(Dataset rows for apps and sites)
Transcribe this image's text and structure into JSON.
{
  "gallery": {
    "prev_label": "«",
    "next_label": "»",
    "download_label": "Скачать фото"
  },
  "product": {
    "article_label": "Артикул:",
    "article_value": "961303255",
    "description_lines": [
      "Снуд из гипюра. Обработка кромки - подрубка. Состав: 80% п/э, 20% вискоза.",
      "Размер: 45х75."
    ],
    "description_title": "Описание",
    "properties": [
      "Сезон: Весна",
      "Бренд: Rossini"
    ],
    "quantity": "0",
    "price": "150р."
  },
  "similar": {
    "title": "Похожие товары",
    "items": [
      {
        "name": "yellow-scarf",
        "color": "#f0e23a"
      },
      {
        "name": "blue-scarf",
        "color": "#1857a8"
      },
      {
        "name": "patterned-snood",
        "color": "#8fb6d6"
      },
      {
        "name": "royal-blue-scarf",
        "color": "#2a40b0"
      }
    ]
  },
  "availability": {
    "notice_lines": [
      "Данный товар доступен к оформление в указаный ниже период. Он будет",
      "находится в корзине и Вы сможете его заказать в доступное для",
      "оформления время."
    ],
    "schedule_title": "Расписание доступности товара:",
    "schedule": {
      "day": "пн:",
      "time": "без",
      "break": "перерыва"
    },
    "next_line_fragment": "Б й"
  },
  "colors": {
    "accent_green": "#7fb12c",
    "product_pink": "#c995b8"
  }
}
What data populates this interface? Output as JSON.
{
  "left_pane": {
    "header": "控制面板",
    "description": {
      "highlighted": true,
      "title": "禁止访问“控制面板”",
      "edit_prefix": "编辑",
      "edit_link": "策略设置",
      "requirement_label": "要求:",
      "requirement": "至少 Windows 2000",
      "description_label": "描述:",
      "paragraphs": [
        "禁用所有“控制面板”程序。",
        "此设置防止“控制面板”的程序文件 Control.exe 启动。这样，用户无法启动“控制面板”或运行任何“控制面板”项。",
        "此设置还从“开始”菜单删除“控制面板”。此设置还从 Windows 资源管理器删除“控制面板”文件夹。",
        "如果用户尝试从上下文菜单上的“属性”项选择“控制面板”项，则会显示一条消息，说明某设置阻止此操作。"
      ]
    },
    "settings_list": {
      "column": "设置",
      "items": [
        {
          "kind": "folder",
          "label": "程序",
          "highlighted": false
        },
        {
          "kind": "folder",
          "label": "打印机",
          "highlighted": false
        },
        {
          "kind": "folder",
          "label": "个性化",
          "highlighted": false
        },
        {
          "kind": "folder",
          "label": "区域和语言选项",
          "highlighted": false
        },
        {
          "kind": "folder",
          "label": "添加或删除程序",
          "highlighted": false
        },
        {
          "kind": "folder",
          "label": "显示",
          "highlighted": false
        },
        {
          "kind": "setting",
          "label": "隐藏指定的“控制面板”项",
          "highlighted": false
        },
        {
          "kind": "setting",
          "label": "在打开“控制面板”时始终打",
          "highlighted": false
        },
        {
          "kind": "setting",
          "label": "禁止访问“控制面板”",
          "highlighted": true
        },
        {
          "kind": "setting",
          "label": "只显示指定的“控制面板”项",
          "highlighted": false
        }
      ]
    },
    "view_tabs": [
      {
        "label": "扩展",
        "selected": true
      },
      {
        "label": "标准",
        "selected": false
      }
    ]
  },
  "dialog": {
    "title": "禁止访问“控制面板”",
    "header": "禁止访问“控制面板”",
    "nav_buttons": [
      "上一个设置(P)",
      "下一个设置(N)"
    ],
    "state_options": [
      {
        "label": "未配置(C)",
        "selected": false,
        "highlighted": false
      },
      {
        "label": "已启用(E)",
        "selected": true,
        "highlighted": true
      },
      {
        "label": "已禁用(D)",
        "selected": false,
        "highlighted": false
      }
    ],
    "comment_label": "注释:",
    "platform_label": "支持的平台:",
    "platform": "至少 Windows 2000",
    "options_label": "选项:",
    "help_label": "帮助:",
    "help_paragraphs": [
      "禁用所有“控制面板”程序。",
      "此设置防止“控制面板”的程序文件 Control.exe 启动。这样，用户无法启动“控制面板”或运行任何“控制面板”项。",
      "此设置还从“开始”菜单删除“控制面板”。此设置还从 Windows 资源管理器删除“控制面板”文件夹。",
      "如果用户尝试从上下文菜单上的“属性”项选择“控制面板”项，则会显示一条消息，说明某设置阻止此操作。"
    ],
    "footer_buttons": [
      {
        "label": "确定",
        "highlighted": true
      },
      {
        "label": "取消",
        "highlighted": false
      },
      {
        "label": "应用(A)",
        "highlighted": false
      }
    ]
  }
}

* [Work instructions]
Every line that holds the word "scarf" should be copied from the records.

* [Solution for this exercise]
        "name": "yellow-scarf",
        "name": "blue-scarf",
        "name": "royal-blue-scarf",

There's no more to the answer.